The art of garden design, fine art

In the long list of human activities that we qualify as artistic, there is one too often overlooked, and that, for a long time, few dared to designate as such: the art of gardens.

And yet, this art is very old. It begins at least with the beginnings of a sedentary lifestyle, ten thousand years ago, near the Mesopotamian rivers. The garden is the place where a man produces his food. There has always been a link between the art of the garden and that of food.

We find mention of it in the epic of Gilgamesh, in the Bible and in Homer. We know almost everything about the Semiramis gardens and the Garden of Eden. We have traces of an Egyptian expedition to Somalia, fifteen centuries before our era, to go and look for rare plants. Then the Greeks, the Romans, the Chinese, did wonders. Christian convents, Japanese monasteries, and Arab palaces then competed in innovations in the organization of their gardens.

Then came the Italian, French and English gardens.

Some made of harmony and mastery of nature, others abandon and glorify the wild world.

Consequently were invented hydraulics, terraces, fountains, boxwood embroidery, flowerbeds, topiaries, basins, lawns, and many other techniques. With them came innumerable wonders: Tivoli [in Italy], Chenonceau, Vaux-le-Vicomte, Versailles, Stourhead Gardens, Stowe Landscape Gardens [the latter two in England]. And so many others.

Today, the art of gardens has become a very popular activity and practiced by millions of people around the world.
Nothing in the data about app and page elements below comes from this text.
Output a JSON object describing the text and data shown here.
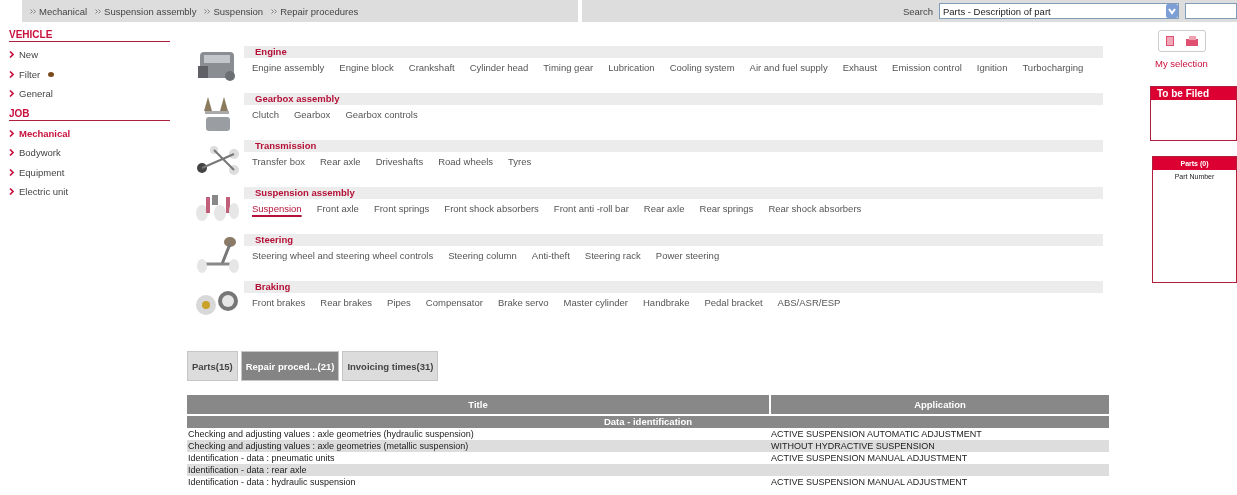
{
  "breadcrumb": [
    "Mechanical",
    "Suspension assembly",
    "Suspension",
    "Repair procedures"
  ],
  "search": {
    "label": "Search",
    "value": "Parts - Description of part"
  },
  "sidebar": [
    {
      "title": "VEHICLE",
      "items": [
        {
          "label": "New",
          "selected": false
        },
        {
          "label": "Filter",
          "selected": false,
          "dot": true
        },
        {
          "label": "General",
          "selected": false
        }
      ]
    },
    {
      "title": "JOB",
      "items": [
        {
          "label": "Mechanical",
          "selected": true
        },
        {
          "label": "Bodywork",
          "selected": false
        },
        {
          "label": "Equipment",
          "selected": false
        },
        {
          "label": "Electric unit",
          "selected": false
        }
      ]
    }
  ],
  "categories": [
    {
      "title": "Engine",
      "items": [
        {
          "label": "Engine assembly",
          "selected": false
        },
        {
          "label": "Engine block",
          "selected": false
        },
        {
          "label": "Crankshaft",
          "selected": false
        },
        {
          "label": "Cylinder head",
          "selected": false
        },
        {
          "label": "Timing gear",
          "selected": false
        },
        {
          "label": "Lubrication",
          "selected": false
        },
        {
          "label": "Cooling system",
          "selected": false
        },
        {
          "label": "Air and fuel supply",
          "selected": false
        },
        {
          "label": "Exhaust",
          "selected": false
        },
        {
          "label": "Emission control",
          "selected": false
        },
        {
          "label": "Ignition",
          "selected": false
        },
        {
          "label": "Turbocharging",
          "selected": false
        }
      ]
    },
    {
      "title": "Gearbox assembly",
      "items": [
        {
          "label": "Clutch",
          "selected": false
        },
        {
          "label": "Gearbox",
          "selected": false
        },
        {
          "label": "Gearbox controls",
          "selected": false
        }
      ]
    },
    {
      "title": "Transmission",
      "items": [
        {
          "label": "Transfer box",
          "selected": false
        },
        {
          "label": "Rear axle",
          "selected": false
        },
        {
          "label": "Driveshafts",
          "selected": false
        },
        {
          "label": "Road wheels",
          "selected": false
        },
        {
          "label": "Tyres",
          "selected": false
        }
      ]
    },
    {
      "title": "Suspension assembly",
      "items": [
        {
          "label": "Suspension",
          "selected": true
        },
        {
          "label": "Front axle",
          "selected": false
        },
        {
          "label": "Front springs",
          "selected": false
        },
        {
          "label": "Front shock absorbers",
          "selected": false
        },
        {
          "label": "Front anti -roll bar",
          "selected": false
        },
        {
          "label": "Rear axle",
          "selected": false
        },
        {
          "label": "Rear springs",
          "selected": false
        },
        {
          "label": "Rear shock absorbers",
          "selected": false
        }
      ]
    },
    {
      "title": "Steering",
      "items": [
        {
          "label": "Steering wheel and steering wheel controls",
          "selected": false
        },
        {
          "label": "Steering column",
          "selected": false
        },
        {
          "label": "Anti-theft",
          "selected": false
        },
        {
          "label": "Steering rack",
          "selected": false
        },
        {
          "label": "Power steering",
          "selected": false
        }
      ]
    },
    {
      "title": "Braking",
      "items": [
        {
          "label": "Front brakes",
          "selected": false
        },
        {
          "label": "Rear brakes",
          "selected": false
        },
        {
          "label": "Pipes",
          "selected": false
        },
        {
          "label": "Compensator",
          "selected": false
        },
        {
          "label": "Brake servo",
          "selected": false
        },
        {
          "label": "Master cylinder",
          "selected": false
        },
        {
          "label": "Handbrake",
          "selected": false
        },
        {
          "label": "Pedal bracket",
          "selected": false
        },
        {
          "label": "ABS/ASR/ESP",
          "selected": false
        }
      ]
    }
  ],
  "result_tabs": [
    {
      "label": "Parts(15)",
      "selected": false
    },
    {
      "label": "Repair proced...(21)",
      "selected": true
    },
    {
      "label": "Invoicing times(31)",
      "selected": false
    }
  ],
  "table": {
    "columns": [
      "Title",
      "Application"
    ],
    "rows": [
      {
        "kind": "group",
        "title": "Data - identification"
      },
      {
        "kind": "row",
        "title": "Checking and adjusting values : axle geometries (hydraulic suspension)",
        "application": "ACTIVE SUSPENSION AUTOMATIC ADJUSTMENT"
      },
      {
        "kind": "row",
        "title": "Checking and adjusting values : axle geometries (metallic suspension)",
        "application": "WITHOUT HYDRACTIVE SUSPENSION"
      },
      {
        "kind": "row",
        "title": "Identification - data : pneumatic units",
        "application": "ACTIVE SUSPENSION MANUAL ADJUSTMENT"
      },
      {
        "kind": "row",
        "title": "Identification - data : rear axle"
      },
      {
        "kind": "row",
        "title": "Identification - data : hydraulic suspension",
        "application": "ACTIVE SUSPENSION MANUAL ADJUSTMENT"
      }
    ]
  },
  "my_selection": "My selection",
  "to_be_filed": {
    "title": "To be Filed"
  },
  "parts_panel": {
    "title": "Parts (0)",
    "column": "Part Number"
  }
}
Magnificent exhibitions (such as those which the Château de Chaumont-sur-Loire organizes every year) show the latest trends in the art of gardening.

Landscaping has become a great profession, requiring artistic skill and agricultural learning: the landscaper is the most credible of environmentalists, the best placed to understand and explain to the world the art of beauty and good, in food as in the safeguard of nature.

Garden art will soon be essential to the future of humanity because this is where biological diversity is preserved and conserved. This is where love of nature is learned. This is also where this is learned: no one is really the owner of his garden, he is only the tenant, and the one who must maintain it. The garden is the place where we understand that all civilization disappears if we do not teach the following generations to maintain and defend it.

It is also there that humanity learns the difference between wild nature, which can be hostile to it, and controlled nature, which can help it surpass itself and which truly constitutes a work of art.

Dizzying question: should we consider nature in itself as a work of art, and let it live its life, by aligning itself with its requirements? Or should we dominate it, control it, put it at the service of humanity, and make it a place of expression of the creative impulses of humans? Is art unique to man or that of nature? This question is at the heart of the debates that have opposed and still oppose landscapers around the world. It obviously refers to our relationship with the world. It is also at the heart of today's debates on responses to climate challenges: should we return to the state of nature, or trust technical progress?

True art is undoubtedly at the meeting point between these two conceptions. It is neither total savagery nor deadly artifact. Both of them, taken to the extreme, is hell. Here as elsewhere, life is a compromise. Civilization is harmony. And art a passing.

To my longtime friend Chris Vyncke, hoping she can fast take care of her so beautiful gardens.

Le journal des arts